Conservatives accused Yevtushenko of a lack of patriotism and criticized him for his one-sided approach to the subject, i.e. describing only the wretched fate of the Jews, without mentioning the other nationalities that perished near Kiev. Hence, Shostakovich’s decision to use the poem was a particularly brave one. The premiere of the symphony was planned for 18 December 1962; however, several days earlier, in a meeting between Nikita Khrushchev and representatives of artistic circles, Yevtushenko accused the First Secretary of the Communist Party of the Soviet Union of supporting antisemitism. The consequences were unavoidable: the publication of Babi Yar was stopped, and there was mounting pressure to postpone the premiere of the symphony.
On 18 December, ‘so many people gathered in front of the entrance to the Grand Hall of the Moscow Conservatoire,’ writes the Polish composer and Shostakovich’s biographer Krzysztof Meyer ‘that at some point the entire square was surrounded by the citizen’s militia. However, so many people had already managed to enter the building that the spacious interior of the Conservatoire could hardly fit them all. Only the government box remained empty. […] From the first bars, the audience listened to this tragic, powerful and dynamic music with great attention and emotion. They listened out for every word, despite the fact that contrary to custom, the poem had not been printed – for this the authorities would not give their consent’. When the first movement ended, there was rapturous and spontaneous applause.’
The music has no match – and not only among Shostakovich’s pieces. It follows every word like an investigator, step by step, shadow by shadow, and the listener – due to the illustrative character of the piece – yields to it as if hypnotized. First, the bass choir sings dramatically in unison: ‘No monument stands over Babi Yar / A drop sheer as a crude gravestone / I am afraid / Today I am as old in years as all the Jewish people’ (translation from: The Collected Poems 1952–1990 by Yevgeny Yevtushenko. Edited by Albert C. Todd with the author and James Ragan. Henry Holt and Company 1991, pp. 102-104.). The instrumental accompaniment here is a masterpiece.
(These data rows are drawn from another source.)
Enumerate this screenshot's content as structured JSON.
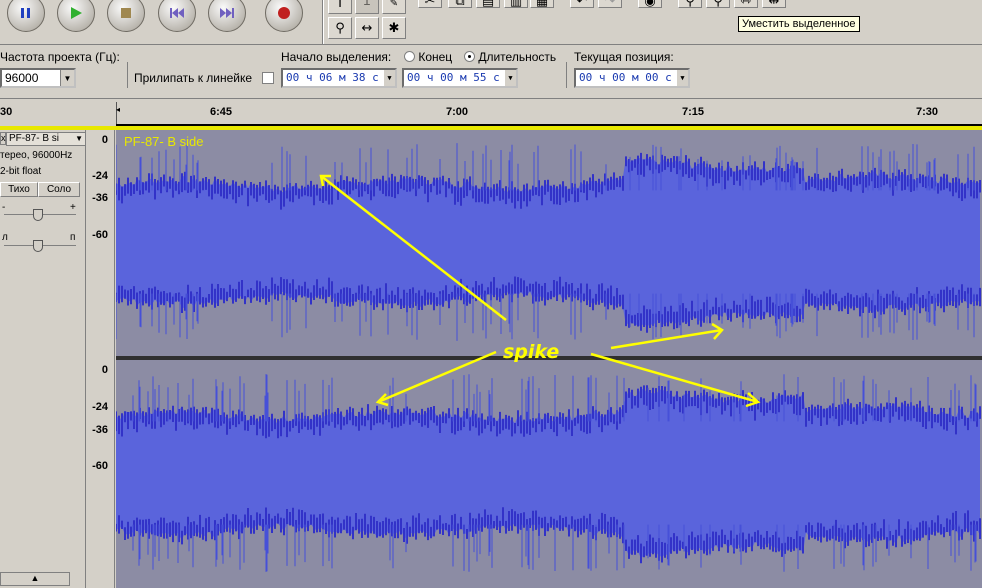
{
  "toolbar": {
    "buttons": [
      "pause-icon",
      "play-icon",
      "stop-icon",
      "skip-start-icon",
      "skip-end-icon",
      "record-icon"
    ],
    "tools": [
      "selection-tool-icon",
      "envelope-tool-icon",
      "draw-tool-icon",
      "zoom-tool-icon",
      "timeshift-tool-icon",
      "multi-tool-icon"
    ],
    "tooltip": "Уместить выделенное"
  },
  "selection_bar": {
    "rate_label": "Частота проекта (Гц):",
    "rate_value": "96000",
    "snap_label": "Прилипать к линейке",
    "sel_start_label": "Начало выделения:",
    "end_label": "Конец",
    "length_label": "Длительность",
    "pos_label": "Текущая позиция:",
    "sel_start_value": "00 ч 06 м 38 с",
    "sel_length_value": "00 ч 00 м 55 с",
    "pos_value": "00 ч 00 м 00 с"
  },
  "ruler": {
    "left_label": "30",
    "ticks": [
      "6:45",
      "7:00",
      "7:15",
      "7:30"
    ]
  },
  "track": {
    "name": "PF-87- B si",
    "info1": "терео, 96000Hz",
    "info2": "2-bit float",
    "mute": "Тихо",
    "solo": "Соло",
    "gain_minus": "-",
    "gain_plus": "+",
    "pan_left": "л",
    "pan_right": "п",
    "title_in_wave": "PF-87- B side",
    "db_labels": [
      "0",
      "-24",
      "-36",
      "-60"
    ]
  },
  "annotation": {
    "text": "spike",
    "color": "#ffff00"
  },
  "colors": {
    "wave": "#3232c8",
    "wave_bg": "#5a64dc",
    "track_bg": "#8c8ca4"
  }
}
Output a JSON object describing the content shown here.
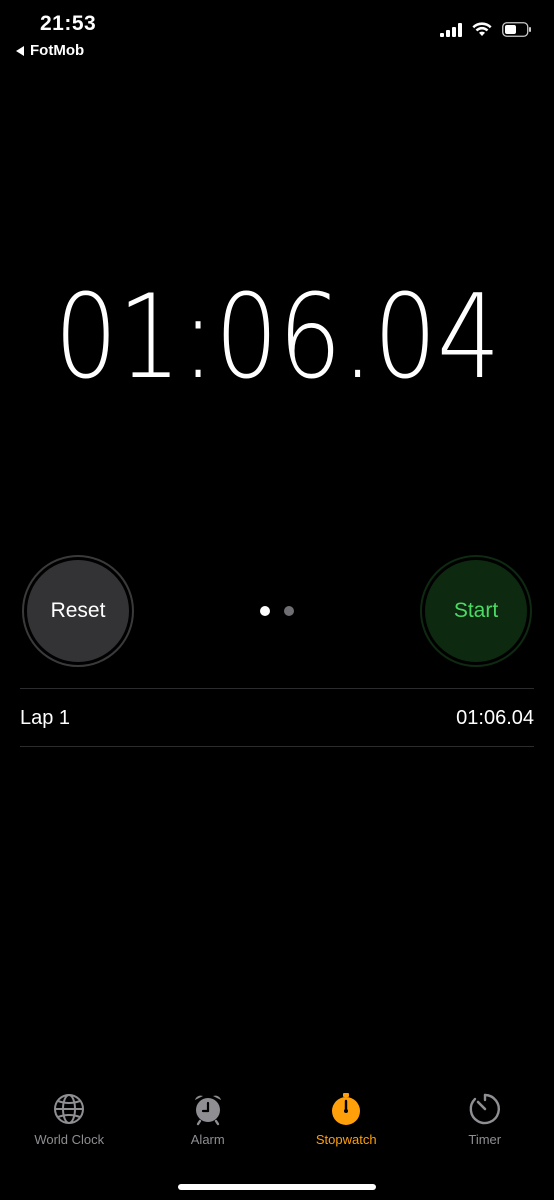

Later, the soloist appears: ‘Now I seem to be a Jew / Here I plod through ancient Egypt / Here I perish crucified on the cross / and to this day I bear the scars of nails‘. The best opera theatres would not be ashamed of this melody – there is so much tension and power in it.
In subsequent verses various events are fast-forwarded, as if on a movie reel: the Dreyfus Affair (the French officer of Jewish descent unjustly sentenced for state treason at the turn of the 20th century), Polish pogroms of Jews in Białystok, the tragic story of Anne Frank (the young author of the moving diary, who died in a concentration camp) and the massacre at Babi Yar from which the symphony gets its name. In the finale of the first movement, the soloist sings: 'In my blood there is no Jewish blood / In there callous rage, all antisemites / must hate me now as a Jew / For that reason I am a true Russian!’ No-one should remain indifferent to this music and these words.